** Work request **
Check each line of the entries below for the string "home"; copy every line where it appears.
___ Material shown ___
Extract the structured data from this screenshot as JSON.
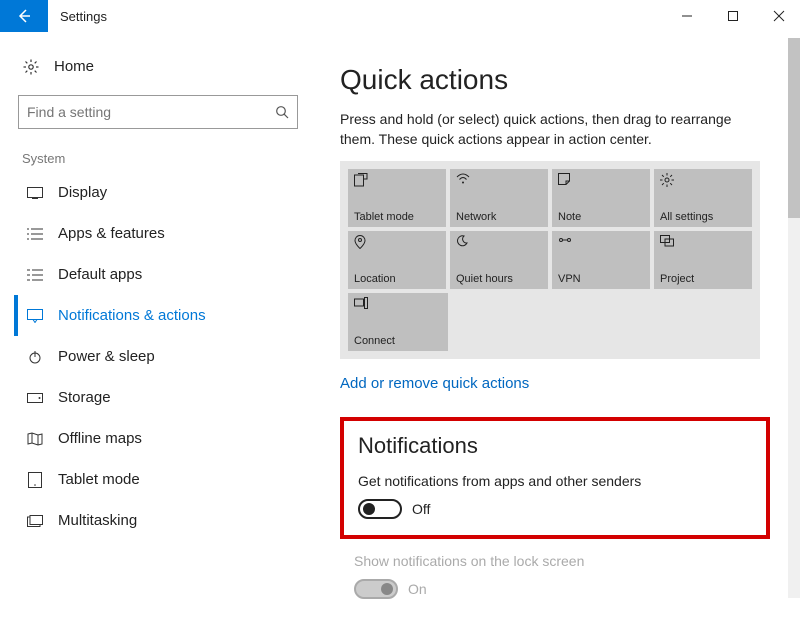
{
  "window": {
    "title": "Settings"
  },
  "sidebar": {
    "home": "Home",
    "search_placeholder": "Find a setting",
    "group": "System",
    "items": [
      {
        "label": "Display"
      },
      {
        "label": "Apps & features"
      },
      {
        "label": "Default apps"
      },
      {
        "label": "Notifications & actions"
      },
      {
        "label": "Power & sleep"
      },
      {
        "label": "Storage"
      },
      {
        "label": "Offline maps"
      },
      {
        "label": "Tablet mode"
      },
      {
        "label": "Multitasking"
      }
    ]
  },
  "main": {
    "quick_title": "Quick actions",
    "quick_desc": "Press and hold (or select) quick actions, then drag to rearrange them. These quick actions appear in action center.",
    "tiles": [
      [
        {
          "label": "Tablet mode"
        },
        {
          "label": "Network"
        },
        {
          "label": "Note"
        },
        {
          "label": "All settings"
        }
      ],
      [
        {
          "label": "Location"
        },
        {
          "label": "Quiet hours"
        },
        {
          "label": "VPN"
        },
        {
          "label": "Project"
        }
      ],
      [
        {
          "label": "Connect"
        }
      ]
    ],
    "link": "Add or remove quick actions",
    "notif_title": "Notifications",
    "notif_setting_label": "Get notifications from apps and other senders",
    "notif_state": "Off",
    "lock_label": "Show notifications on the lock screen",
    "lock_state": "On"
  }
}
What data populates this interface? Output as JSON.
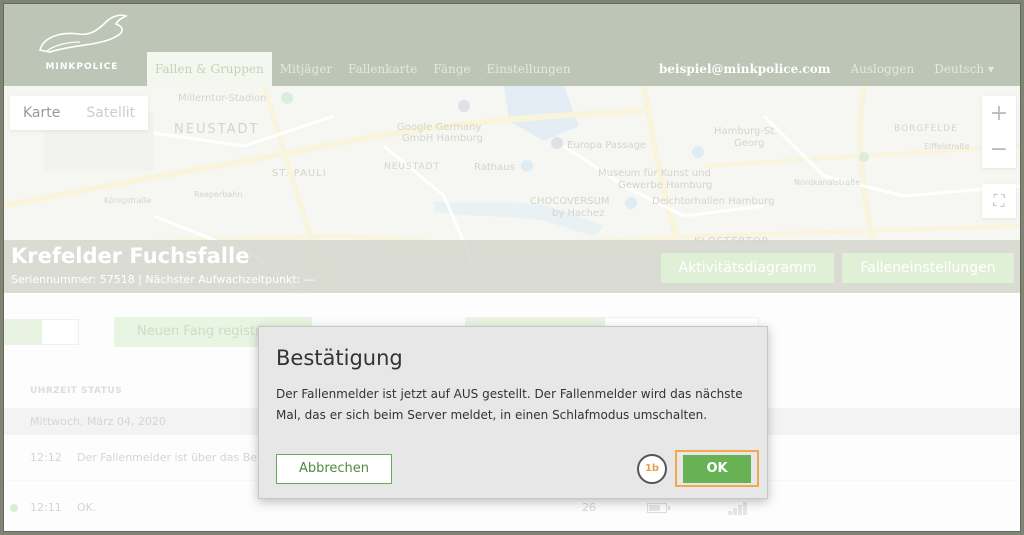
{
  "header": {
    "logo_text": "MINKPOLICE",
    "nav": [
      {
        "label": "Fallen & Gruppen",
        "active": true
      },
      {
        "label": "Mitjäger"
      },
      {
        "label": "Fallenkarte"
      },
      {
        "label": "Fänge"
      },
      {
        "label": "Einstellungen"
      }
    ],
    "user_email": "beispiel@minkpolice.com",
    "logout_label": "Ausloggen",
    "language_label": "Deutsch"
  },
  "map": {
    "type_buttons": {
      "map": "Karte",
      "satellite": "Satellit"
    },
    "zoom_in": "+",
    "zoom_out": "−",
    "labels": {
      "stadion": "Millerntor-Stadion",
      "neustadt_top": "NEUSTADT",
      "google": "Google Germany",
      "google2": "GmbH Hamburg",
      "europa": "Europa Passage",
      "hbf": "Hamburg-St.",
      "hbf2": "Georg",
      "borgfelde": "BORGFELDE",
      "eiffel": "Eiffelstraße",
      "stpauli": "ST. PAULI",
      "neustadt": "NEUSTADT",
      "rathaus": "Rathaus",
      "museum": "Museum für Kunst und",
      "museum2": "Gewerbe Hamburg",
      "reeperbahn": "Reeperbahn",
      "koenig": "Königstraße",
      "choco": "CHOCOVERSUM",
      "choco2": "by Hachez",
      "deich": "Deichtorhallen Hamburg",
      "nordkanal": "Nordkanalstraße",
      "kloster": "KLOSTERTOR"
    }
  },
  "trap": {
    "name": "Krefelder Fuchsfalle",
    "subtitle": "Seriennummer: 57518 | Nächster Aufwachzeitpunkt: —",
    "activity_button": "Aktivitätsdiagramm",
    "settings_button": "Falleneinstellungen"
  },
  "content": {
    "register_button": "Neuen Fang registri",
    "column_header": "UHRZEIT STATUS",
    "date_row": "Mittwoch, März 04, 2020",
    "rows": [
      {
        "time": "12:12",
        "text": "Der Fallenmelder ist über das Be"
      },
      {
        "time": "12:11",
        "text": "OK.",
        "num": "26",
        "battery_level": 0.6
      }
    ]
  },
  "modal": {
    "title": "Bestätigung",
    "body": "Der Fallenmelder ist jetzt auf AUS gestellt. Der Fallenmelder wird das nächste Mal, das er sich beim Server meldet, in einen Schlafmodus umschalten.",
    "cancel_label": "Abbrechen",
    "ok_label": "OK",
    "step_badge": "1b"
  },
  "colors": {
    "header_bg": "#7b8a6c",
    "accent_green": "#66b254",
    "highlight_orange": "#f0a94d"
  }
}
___
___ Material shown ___
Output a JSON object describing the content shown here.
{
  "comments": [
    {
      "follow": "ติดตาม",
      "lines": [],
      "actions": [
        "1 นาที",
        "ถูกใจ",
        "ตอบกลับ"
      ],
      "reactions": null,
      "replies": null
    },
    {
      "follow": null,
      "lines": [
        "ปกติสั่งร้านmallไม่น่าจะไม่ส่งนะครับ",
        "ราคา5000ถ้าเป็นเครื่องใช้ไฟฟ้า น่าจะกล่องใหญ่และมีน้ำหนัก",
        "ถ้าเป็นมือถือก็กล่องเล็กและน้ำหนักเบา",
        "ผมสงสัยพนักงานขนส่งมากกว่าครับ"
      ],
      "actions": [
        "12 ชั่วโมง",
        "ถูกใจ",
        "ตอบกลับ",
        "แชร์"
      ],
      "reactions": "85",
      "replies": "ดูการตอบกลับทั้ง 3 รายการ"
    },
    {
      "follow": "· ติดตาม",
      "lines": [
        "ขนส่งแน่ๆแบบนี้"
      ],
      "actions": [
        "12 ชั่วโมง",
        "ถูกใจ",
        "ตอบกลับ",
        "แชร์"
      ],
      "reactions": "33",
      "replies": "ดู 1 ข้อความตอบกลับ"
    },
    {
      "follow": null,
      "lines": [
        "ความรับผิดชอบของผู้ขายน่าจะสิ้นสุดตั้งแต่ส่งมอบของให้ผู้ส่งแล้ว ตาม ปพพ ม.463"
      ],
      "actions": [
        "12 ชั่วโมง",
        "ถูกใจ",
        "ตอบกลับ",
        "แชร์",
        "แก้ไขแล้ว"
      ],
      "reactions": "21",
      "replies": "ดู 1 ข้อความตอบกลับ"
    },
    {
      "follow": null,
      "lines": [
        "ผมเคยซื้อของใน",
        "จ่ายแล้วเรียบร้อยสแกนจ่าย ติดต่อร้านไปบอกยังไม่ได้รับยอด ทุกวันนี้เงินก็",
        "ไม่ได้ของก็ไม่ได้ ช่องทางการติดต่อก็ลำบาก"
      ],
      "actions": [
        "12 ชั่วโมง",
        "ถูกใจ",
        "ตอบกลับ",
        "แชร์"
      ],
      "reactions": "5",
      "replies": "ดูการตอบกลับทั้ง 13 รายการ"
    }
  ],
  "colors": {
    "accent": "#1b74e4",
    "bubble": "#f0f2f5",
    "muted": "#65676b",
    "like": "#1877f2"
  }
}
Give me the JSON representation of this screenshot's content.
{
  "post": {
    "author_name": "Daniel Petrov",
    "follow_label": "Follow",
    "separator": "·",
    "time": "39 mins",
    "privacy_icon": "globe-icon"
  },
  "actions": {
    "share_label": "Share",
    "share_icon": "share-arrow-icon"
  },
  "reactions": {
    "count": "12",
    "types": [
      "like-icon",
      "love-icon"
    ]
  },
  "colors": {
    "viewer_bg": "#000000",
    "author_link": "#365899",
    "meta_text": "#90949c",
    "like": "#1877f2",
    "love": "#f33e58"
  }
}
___
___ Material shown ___
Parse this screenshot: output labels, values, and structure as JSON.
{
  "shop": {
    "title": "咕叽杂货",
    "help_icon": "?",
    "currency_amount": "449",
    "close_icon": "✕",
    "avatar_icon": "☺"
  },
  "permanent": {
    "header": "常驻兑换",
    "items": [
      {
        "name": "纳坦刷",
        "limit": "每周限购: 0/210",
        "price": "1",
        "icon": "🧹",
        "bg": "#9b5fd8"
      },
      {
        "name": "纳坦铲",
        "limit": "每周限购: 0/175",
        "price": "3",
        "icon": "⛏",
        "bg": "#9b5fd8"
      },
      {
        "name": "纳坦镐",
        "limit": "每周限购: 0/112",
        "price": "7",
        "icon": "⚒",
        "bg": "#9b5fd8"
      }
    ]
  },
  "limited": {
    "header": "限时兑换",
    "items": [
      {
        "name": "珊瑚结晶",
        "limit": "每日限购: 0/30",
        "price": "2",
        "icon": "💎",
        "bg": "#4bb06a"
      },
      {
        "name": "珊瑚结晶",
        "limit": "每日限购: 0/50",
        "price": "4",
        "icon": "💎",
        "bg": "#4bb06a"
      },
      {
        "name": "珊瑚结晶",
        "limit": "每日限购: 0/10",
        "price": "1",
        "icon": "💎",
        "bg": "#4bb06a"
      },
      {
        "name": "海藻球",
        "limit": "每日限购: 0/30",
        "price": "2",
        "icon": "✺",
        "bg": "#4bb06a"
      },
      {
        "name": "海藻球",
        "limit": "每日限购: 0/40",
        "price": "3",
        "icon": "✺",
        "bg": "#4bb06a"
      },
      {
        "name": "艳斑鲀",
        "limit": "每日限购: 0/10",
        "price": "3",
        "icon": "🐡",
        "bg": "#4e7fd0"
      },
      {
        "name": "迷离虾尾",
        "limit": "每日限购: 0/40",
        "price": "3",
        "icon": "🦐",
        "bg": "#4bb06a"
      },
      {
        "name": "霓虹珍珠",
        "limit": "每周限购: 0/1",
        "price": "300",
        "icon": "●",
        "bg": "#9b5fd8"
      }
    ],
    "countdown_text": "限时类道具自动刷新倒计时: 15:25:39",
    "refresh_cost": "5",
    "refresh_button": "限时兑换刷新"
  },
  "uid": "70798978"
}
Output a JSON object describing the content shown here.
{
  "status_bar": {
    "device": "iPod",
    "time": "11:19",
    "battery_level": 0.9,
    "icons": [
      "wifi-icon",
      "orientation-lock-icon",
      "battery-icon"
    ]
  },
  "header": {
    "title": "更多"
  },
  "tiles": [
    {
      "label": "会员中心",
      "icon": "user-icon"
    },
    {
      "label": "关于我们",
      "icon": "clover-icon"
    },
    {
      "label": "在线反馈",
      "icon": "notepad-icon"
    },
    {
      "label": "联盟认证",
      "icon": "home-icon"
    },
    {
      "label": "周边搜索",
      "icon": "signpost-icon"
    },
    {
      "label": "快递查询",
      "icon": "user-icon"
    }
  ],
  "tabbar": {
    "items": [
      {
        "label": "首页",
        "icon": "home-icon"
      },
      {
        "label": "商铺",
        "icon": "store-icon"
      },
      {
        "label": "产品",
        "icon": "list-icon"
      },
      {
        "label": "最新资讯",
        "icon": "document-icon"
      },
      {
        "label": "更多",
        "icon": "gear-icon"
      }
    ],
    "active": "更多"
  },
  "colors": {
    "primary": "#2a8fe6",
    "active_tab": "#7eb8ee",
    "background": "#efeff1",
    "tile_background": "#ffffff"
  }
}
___
** Task output **
    "home": "Home",
      "icon": "home-icon"
        "icon": "home-icon"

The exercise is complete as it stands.